─── Entries provided

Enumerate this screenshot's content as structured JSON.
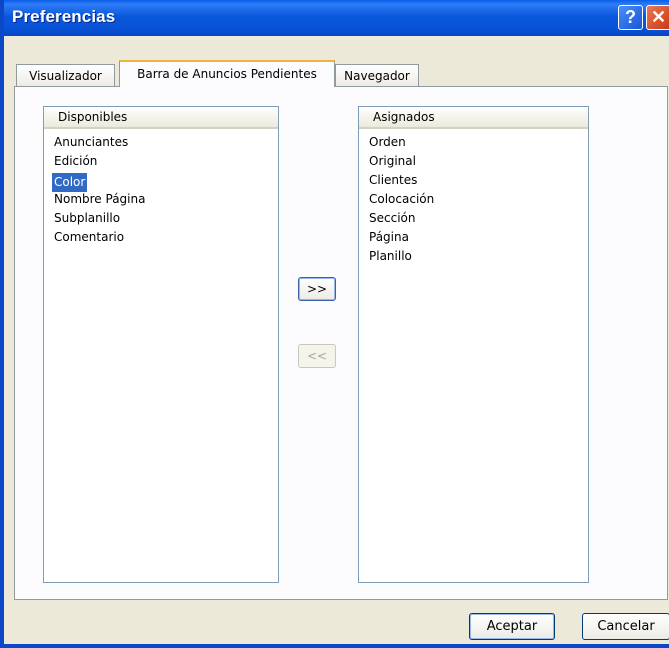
{
  "window": {
    "title": "Preferencias",
    "help_label": "?",
    "close_label": "✕"
  },
  "tabs": [
    {
      "label": "Visualizador",
      "active": false
    },
    {
      "label": "Barra de Anuncios Pendientes",
      "active": true
    },
    {
      "label": "Navegador",
      "active": false
    }
  ],
  "available": {
    "header": "Disponibles",
    "items": [
      "Anunciantes",
      "Edición",
      "Color",
      "Nombre Página",
      "Subplanillo",
      "Comentario"
    ],
    "selected_index": 2
  },
  "assigned": {
    "header": "Asignados",
    "items": [
      "Orden",
      "Original",
      "Clientes",
      "Colocación",
      "Sección",
      "Página",
      "Planillo"
    ]
  },
  "transfer": {
    "add_label": ">>",
    "remove_label": "<<",
    "remove_enabled": false
  },
  "footer": {
    "ok_label": "Aceptar",
    "cancel_label": "Cancelar"
  },
  "colors": {
    "titlebar": "#0b58dc",
    "selection": "#316ac5",
    "accent_tab": "#f0b33c"
  }
}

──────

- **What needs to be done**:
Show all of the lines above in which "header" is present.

- **Written reply**:
    "header": "Disponibles",
    "header": "Asignados",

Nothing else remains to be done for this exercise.